The novella’s theme – taking its title from a poem by Charles Brasch – is one of a dislocated yearning for origins, for a centre. It was brought into being by the Stockport sojourn: the book-filled house and family unit with its New Zealand emphasis, “the two little children beautiful, like little Borrowers”, as Frame wrote to a friend.
Yet almost as soon as it was completed, Frame dismissed the book as “embarrassingly personal”.
It feels personal to me too, although I never knew or met Frame. As a fourth-generation-born New Zealander (the family rumour is of our forebears arriving on “the second boat” around 1841), the literary heroes of its three islands have always been important. My mother, a near-contemporary of Frame, like her endured the cold unfriendliness of those early 1960s British winters.
In Towards Another Summer, Frame’s alter ego is Grace Cleave, a painfully shy New Zealand author of several published novels and a growing reputation, living alone in a freezing London flat with a rigid daily routine arranged around work and therapy. The novel is set mainly in an intensely wintry, sooty early ‘60s England, but burns with the fierce bright light of the Pacific.
She deplores her loneliness while relishing the imaginative scope it gives: “When she came to this country her body had stopped growing, he bones had accepted enough Antipodean deposit to last until her death, her hair that once flamed ginger in the southern sun was fading and dust-coloured in the new hemisphere.”
As richly distinctive as any of Frame’s works, it is imbued with one of the most paradoxical of human emotions: an emigre’s longing for home.
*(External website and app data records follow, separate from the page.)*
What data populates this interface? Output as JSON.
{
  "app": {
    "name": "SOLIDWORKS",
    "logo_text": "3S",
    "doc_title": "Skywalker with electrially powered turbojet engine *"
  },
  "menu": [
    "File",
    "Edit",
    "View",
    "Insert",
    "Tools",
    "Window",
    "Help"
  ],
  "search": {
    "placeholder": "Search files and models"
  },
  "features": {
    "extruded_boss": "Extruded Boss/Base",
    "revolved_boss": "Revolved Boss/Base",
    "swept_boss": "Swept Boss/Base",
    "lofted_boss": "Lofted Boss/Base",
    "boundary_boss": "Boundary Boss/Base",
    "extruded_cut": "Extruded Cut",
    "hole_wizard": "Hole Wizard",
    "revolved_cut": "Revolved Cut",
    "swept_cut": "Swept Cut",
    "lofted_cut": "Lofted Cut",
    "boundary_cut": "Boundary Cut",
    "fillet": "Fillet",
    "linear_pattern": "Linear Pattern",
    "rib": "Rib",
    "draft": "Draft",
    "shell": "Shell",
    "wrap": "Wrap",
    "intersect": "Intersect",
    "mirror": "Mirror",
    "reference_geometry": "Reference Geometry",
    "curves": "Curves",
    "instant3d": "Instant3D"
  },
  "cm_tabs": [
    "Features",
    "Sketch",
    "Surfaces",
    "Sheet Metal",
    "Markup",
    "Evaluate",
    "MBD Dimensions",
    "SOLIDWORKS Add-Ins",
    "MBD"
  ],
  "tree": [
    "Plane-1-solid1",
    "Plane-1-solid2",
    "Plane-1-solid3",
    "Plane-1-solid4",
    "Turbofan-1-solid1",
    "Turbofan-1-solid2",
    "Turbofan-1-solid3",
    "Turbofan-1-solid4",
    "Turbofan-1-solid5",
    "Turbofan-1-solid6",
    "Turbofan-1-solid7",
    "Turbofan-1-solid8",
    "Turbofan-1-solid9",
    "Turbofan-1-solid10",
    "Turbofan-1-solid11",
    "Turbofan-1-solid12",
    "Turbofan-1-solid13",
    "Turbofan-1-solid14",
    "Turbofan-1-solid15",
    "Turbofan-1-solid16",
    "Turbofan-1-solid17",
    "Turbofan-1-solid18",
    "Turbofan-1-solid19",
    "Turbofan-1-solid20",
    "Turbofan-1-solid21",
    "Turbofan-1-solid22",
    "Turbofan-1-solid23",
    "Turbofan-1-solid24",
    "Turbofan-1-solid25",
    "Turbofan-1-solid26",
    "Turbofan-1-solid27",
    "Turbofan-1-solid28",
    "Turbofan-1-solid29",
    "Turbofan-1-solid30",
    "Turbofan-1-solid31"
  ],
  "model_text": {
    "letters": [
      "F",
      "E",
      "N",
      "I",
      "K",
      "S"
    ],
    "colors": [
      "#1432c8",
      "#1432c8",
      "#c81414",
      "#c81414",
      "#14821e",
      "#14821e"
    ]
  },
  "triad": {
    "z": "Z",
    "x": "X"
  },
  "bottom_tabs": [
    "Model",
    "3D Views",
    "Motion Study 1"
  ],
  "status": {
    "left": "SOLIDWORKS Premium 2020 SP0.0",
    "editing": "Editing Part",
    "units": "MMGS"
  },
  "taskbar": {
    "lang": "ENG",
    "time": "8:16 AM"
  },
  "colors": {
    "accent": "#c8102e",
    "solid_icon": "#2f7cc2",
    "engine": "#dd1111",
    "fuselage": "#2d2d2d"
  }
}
Original article by Catherine Taylor, The Guardian, August 27, 2015.
Photo by Robin Morrison.